• What this task involves:
Search the material below for the string "options" and copy each line where it appears.

• Supplied entries:
· · · · · · ·
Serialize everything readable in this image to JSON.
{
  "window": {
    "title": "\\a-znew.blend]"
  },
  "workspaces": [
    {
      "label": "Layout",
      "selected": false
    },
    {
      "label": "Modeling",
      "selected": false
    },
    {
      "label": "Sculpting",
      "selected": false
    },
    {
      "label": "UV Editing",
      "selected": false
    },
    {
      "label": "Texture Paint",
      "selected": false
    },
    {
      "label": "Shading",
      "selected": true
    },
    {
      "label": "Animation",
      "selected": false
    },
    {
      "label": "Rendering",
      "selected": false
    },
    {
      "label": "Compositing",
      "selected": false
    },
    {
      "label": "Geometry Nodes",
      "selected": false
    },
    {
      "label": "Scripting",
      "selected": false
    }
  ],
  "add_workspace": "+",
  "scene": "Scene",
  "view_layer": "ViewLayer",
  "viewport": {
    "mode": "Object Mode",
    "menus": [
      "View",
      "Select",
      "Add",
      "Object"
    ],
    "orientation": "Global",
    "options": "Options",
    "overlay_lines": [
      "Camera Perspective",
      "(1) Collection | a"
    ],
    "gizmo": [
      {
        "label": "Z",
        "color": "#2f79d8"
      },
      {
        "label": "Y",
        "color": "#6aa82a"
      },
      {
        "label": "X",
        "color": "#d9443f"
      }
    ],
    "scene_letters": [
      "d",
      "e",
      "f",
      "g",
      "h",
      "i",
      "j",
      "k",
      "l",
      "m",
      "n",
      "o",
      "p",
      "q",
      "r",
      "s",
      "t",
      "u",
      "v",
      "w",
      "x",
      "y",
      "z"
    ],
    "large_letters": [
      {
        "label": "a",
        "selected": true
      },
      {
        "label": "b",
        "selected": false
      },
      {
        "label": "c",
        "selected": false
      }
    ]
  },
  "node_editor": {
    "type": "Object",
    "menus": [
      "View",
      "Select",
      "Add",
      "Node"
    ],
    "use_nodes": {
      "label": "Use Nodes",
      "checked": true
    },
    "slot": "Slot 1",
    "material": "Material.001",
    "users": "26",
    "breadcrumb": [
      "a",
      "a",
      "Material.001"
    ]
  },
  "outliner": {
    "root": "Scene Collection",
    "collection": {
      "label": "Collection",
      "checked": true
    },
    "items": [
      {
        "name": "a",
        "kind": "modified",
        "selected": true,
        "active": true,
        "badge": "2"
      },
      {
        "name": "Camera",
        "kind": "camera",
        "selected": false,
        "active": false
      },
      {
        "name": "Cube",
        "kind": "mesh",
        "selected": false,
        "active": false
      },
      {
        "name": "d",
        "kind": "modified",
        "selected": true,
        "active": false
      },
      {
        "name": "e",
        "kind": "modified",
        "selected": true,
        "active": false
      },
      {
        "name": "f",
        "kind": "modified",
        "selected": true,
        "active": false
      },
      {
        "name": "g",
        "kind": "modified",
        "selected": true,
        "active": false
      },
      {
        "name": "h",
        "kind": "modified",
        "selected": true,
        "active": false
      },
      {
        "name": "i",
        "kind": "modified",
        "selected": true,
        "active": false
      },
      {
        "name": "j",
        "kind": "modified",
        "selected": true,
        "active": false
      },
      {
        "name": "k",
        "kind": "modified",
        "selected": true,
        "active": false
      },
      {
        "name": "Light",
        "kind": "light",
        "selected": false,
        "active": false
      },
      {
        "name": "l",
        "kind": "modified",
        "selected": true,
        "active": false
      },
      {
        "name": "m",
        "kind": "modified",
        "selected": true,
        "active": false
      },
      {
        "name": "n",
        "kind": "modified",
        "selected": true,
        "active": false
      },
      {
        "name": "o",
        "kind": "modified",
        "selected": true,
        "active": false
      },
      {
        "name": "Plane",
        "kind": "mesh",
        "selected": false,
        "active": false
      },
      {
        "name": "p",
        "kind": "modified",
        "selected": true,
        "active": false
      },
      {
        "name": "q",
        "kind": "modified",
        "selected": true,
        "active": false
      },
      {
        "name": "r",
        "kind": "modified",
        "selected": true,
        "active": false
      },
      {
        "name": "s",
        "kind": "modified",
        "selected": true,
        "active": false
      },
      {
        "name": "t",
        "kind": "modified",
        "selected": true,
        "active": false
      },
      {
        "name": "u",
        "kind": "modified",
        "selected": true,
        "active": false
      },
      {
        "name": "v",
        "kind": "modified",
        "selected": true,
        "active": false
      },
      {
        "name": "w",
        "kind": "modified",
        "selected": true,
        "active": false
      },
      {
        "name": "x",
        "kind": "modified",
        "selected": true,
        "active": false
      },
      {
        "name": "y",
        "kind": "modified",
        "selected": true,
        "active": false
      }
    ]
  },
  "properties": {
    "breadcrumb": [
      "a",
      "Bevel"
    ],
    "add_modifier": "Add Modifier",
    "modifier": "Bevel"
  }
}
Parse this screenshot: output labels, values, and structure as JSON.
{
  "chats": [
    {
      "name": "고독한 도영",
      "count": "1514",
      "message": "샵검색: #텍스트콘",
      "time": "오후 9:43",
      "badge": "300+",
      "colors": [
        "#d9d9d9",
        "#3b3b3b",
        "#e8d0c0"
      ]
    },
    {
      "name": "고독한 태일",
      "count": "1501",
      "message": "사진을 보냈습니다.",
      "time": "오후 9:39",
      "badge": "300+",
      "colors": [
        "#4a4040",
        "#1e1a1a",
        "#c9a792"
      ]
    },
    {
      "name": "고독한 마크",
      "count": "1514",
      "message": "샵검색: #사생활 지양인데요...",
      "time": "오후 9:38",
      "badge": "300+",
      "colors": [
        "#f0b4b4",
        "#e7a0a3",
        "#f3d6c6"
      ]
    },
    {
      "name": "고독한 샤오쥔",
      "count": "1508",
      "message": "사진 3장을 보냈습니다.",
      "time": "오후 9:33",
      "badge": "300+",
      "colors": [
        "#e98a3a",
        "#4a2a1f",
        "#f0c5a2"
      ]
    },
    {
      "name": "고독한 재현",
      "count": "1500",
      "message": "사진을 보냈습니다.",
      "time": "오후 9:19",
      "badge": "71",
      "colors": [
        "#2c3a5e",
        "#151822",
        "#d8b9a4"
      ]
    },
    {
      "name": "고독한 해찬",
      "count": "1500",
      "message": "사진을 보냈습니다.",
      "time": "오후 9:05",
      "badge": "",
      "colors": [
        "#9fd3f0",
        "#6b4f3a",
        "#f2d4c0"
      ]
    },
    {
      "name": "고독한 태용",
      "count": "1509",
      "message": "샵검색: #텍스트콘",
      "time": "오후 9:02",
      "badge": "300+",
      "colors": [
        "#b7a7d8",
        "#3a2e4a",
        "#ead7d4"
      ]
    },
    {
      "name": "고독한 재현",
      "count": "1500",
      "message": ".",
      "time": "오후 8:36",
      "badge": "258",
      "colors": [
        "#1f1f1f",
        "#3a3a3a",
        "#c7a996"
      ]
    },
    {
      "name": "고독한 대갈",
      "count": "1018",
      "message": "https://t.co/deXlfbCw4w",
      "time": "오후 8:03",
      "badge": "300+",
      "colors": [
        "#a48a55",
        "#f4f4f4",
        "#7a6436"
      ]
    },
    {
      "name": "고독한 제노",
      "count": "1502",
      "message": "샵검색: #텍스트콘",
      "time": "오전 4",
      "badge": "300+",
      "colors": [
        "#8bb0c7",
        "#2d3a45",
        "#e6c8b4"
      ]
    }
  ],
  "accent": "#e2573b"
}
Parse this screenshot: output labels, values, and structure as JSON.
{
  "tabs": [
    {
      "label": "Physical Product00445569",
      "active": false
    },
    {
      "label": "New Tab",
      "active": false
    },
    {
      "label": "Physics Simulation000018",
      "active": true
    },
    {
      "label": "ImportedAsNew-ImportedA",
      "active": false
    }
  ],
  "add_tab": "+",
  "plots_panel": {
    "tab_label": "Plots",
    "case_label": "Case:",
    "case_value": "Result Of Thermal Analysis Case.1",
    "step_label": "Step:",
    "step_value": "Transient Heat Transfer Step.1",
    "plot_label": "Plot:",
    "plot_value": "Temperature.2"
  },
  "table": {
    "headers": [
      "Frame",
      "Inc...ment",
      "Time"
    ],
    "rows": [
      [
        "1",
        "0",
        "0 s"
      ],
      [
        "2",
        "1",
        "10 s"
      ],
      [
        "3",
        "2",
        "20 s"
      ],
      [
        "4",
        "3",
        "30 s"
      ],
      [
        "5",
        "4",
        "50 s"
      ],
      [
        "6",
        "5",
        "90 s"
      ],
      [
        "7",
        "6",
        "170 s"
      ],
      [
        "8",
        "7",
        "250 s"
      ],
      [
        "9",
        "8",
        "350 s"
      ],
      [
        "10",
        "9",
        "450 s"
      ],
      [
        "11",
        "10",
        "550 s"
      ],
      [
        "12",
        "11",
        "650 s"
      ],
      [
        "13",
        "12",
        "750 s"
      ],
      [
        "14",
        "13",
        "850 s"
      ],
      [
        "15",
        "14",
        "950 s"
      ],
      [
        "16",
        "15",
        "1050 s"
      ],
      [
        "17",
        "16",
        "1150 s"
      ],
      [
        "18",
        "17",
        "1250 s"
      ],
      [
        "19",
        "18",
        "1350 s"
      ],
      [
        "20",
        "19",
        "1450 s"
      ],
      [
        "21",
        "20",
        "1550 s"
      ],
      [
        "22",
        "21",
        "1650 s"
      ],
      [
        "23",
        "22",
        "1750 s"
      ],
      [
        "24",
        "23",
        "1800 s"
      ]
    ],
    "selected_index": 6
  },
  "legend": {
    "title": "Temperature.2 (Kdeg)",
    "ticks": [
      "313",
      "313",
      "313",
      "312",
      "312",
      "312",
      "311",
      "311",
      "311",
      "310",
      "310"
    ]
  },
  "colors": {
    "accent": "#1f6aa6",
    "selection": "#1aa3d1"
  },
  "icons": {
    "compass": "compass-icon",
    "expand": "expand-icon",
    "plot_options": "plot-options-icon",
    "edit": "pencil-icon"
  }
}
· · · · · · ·
• Output for this exercise:
    "options": "Options",
    "plot_options": "plot-options-icon",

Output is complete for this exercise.